We are also called to confront sin in others. On the one hand we must exercise the moral courage to confront sin. On the other hand, we must be careful not to cooperate with demonic accusations. Yeshua demonstrated that perfect balance of standing against both sin and accusation in His response to the woman caught in adultery (John 8:1-11).

Approximately one third of the angels sinned and serve to help Satan (Revelation 12:4).  Unfortunately a high percentage of human beings are also happy to be involved in both sinning and accusing. The devil has enough “helpers” to bring accusation against the saints; you don’t need to enlist in his ranks.

This problem has been exacerbated today by the rapid increase in social media.  A brief recording showing another person’s error can turn into a “viral” clip, spreading exponentially in a moment. Gossip, bad news and accusation have always had “quick wings,” but today it has expanded into a flood.

The Bible describes this phenomenon in the end times as a “flood being spewed out of the mouth of the serpent” (Revelation 12:15).

We have to be careful not to be caught in the devil’s lying deceptions and sinful temptations on the one hand; and also not to cooperate with the accusations of the devil against the saints on the other.

The difficult part of accusation is that it usually has an aspect of truth to it.  People make mistakes.  Even the best of saints can be caught in error.  Religious leaders sat before Yeshua to listen to catch Him in a word to use against Him as accusation (Luke 20:20).

We often think we are exercising discernment, when we are actually serving to disqualify a person.  We tell ourselves we are just “discerning,” but we are in effect “disqualifying.”

We say we have to “tell the truth,” but we easily become obsessed with a negative narrative about another person.  Mike Bickle describes this as the devil’s narrative.  If a person has 5% of error, the devil will present a total negative accusatory narrative about him.

But God sees the potential in that person.  He has a different narrative.  If we are willing to notice the 5% narrative of the enemy, why can we not focus 95% on God’s narrative about that person. Let’s celebrate people for who they are, not for who they are not.

(Mike goes on to say that most people have an “in-between” narrative that we tell ourselves; somewhat better than the devil’s, but less than God’s.)

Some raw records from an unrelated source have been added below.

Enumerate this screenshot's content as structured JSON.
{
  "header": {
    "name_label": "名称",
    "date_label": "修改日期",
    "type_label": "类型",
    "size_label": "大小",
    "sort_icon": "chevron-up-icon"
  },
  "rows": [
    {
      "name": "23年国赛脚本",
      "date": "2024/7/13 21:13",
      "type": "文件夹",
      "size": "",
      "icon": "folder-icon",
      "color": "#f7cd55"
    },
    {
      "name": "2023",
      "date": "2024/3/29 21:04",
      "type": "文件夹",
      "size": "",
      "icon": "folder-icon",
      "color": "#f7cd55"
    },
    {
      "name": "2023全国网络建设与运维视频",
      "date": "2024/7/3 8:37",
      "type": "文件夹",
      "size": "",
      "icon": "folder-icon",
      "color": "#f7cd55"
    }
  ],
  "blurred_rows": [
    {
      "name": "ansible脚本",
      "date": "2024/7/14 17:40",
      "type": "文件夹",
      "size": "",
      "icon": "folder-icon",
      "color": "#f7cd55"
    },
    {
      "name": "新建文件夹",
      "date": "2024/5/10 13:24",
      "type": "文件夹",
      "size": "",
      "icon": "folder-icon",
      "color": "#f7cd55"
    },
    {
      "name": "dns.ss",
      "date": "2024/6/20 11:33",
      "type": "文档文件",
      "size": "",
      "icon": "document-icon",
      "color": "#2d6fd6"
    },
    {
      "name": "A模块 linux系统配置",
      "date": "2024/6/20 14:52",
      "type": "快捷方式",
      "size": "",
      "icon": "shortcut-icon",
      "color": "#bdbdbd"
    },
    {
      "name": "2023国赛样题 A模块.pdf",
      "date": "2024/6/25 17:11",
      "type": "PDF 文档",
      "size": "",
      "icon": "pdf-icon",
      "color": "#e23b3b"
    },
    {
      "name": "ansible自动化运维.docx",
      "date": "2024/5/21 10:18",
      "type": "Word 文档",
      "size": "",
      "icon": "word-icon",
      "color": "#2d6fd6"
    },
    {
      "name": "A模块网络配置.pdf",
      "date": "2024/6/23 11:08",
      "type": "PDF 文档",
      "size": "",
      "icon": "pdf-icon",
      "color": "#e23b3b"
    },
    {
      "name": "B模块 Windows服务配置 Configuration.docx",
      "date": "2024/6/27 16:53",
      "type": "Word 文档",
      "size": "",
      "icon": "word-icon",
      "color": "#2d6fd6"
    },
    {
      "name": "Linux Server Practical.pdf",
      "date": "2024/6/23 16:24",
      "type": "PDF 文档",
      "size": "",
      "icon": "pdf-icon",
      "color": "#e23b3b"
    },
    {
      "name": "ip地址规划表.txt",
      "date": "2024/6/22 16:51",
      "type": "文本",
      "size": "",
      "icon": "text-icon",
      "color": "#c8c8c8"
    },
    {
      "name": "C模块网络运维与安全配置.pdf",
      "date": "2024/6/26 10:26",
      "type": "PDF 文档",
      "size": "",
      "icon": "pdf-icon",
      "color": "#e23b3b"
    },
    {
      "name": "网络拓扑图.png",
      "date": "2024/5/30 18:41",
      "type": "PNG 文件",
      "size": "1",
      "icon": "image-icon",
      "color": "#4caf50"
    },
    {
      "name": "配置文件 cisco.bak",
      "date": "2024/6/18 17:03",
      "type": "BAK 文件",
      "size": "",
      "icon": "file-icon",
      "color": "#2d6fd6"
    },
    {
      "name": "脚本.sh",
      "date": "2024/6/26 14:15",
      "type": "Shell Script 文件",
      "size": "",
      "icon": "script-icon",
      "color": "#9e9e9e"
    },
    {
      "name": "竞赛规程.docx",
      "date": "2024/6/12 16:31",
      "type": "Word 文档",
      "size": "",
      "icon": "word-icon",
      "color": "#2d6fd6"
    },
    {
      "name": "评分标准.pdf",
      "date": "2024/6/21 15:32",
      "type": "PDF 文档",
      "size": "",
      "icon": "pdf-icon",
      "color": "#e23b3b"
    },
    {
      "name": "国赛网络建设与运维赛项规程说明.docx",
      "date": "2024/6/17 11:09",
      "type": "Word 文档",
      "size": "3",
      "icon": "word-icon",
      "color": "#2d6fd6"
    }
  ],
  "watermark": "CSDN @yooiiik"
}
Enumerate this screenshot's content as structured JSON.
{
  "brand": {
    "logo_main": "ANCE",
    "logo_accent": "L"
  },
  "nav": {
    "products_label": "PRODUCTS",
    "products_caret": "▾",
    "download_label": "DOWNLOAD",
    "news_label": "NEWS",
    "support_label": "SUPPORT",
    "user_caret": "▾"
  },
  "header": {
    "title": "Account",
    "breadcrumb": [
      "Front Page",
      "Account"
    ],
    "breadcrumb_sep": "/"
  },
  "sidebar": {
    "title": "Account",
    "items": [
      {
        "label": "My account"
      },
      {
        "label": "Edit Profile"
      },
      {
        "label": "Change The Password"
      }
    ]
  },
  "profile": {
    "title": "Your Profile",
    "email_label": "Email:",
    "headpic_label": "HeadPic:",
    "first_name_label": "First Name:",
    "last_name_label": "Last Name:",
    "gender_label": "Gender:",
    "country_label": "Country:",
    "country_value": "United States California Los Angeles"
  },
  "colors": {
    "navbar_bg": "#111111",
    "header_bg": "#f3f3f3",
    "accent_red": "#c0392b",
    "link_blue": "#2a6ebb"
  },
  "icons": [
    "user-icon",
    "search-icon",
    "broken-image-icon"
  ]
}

What is God’s narrative about the person you are thinking and speaking so negatively about? Let’s not be like Satan, standing at the right hand of others to accuse them.  The Angel of the Lord rebuked Satan for his accusations. Let’s be like that Angel Yehovah, rebuking satanic accusations.

Let’s admit that the 5% negative narrative exists. It’s obvious. Let’s search for the 95% and talk up God’s narrative toward that same person.

Let’s not be a prosecuting attorney against our friends and loved ones, or even against those who speak negatively about us. Let’s be like Yeshua who is our advocate, parakletos, before the Father (I John 2:1). Yeshua died to redeem us. If we repent and believe, there is power in the blood of Yeshua to cancel all accusation.

This article originally appeared on Revive Israel, October 29, 2020, and reposted with permission.